Much has been made of the media’s role during a testy political season in the western world over the past year – and not just because of a series of “fake news” articles and websites that popped up during the U.S. elections. Trust in traditional media has also fallen to record lows.
Yet a new survey by the online polling firm YouGov finds that faith in news organizations is holding up in Germany – which faces its own federal elections this fall – better than most.
Most Germans continue to trust all three major forms of journalism – television, print and online sources – according to the survey, which polled 1,000 people in each of seven European countries and the United States. More than 60 percent approve of television news and more than 50 percent trust newspapers. The only other countries with that kind of blanket trust across media outlets were the Scandinavian countries Denmark, Finland and Norway.
By contrast, countries like France, Britain and the United States each have their favorites. The French and Americans have more faith in newspapers but less in television. The British are the opposite, while all three tend to distrust online news sources.
Online news is treated with the most skepticism.
It’s not that Germans aren’t skeptical. The YouGov survey breaks down the answers into four categories – does the public trust media “a lot,” “a fair amount,” “not very much,” or “not at all.”
The highest trust factor gets short shrift in Germany too. Just 17 percent say they trust television news “a lot,” for example, and that’s the highest rating of the three forms. Those with a high degree of trust in newspapers or online media are in the single digits.
But take the aggregates in the survey, and Germans are still mostly optimistic when it comes to their news organizations. Television news, which is led by public broadcasters ARD and ZDF as well as the private 24-hour cable news station NTV, gets the best ratings. The survey found that 63 percent of Germans trust either “a fair amount” or “a lot” what their TV news tells them.

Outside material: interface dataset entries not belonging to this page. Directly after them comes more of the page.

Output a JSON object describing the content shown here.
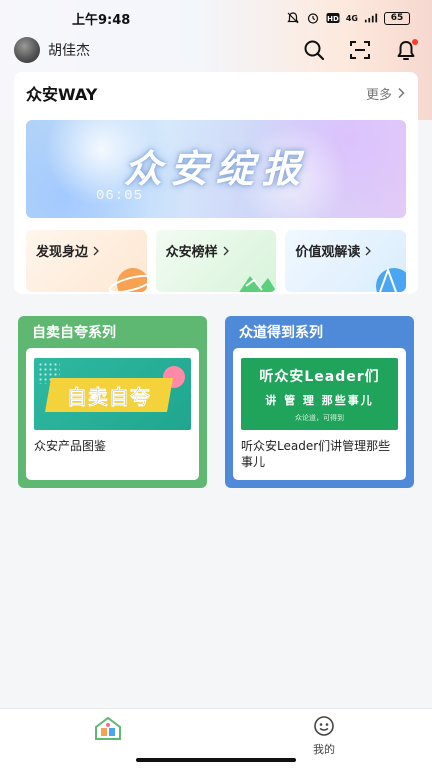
{
  "status_bar": {
    "time": "上午9:48",
    "network": "4G",
    "battery": "65"
  },
  "header": {
    "username": "胡佳杰"
  },
  "way": {
    "title": "众安WAY",
    "more_label": "更多",
    "banner": {
      "title": "众安绽报",
      "subtitle": "06:05"
    },
    "quick_links": [
      {
        "label": "发现身边"
      },
      {
        "label": "众安榜样"
      },
      {
        "label": "价值观解读"
      }
    ]
  },
  "series": [
    {
      "title": "自卖自夸系列",
      "thumb_text": "自卖自夸",
      "caption": "众安产品图鉴"
    },
    {
      "title": "众道得到系列",
      "thumb_line1": "听众安Leader们",
      "thumb_line2": "讲 管 理 那些事儿",
      "thumb_line3": "众论道，可得到",
      "caption": "听众安Leader们讲管理那些事儿"
    }
  ],
  "tab_bar": {
    "tabs": [
      {
        "label": ""
      },
      {
        "label": "我的"
      }
    ]
  },
  "colors": {
    "green_series": "#5fb871",
    "blue_series": "#4f8ad8",
    "notification_dot": "#ff3b30"
  }
}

Traditional newspapers, which are still more read in Germany than in other countries, are also held in pretty high esteem: 53 percent said they trusted newspapers, compared to 41 percent who are inclined to doubt them.
As in most countries polled, online news is treated with the most skepticism: 48 percent of Germans said they trust the medium, compared to 46 percent who don’t. It’s a number within the survey’s 3-percent margin of error.
That’s still a more positive rating than most larger western countries. Britain, France and the United States all have less faith in online media sources.
When it comes to traditional television and print, the situation in most countries is more of a mixed bag in terms of public confidence.
Britain, for example, has the biggest swing of any country polled. Television, home of the BBC, is trusted by 61 percent of the population, but newspapers have their work cut out for them.
In fact, Britain’s newspaper industry wins the award for the least trusted media sector in all eight countries surveyed. The poll found 70 percent of Brits say they don’t trust print publications, including 26 percent who say they don’t trust them “at all.”
The numbers are flipped in the United States and France, although the trend isn’t quite as a extreme as in Britain: 54 percent of Americans and 55 percent of the French are skeptical of television news. Newspapers are seen more positively, getting a 50-percent approval rating in the United States and 47 percent in France.
And while Germany’s trust is high, Scandinavia’s are highest, especially when it comes to television and newspaper sources.
The most trusted sector across the eight countries? That award goes to Finnish television: a whopping 85 percent of Finns approve.
Christopher Cermak is an editor covering politics and finance with Handelsblatt Global in Berlin. To contact the author: email@example.com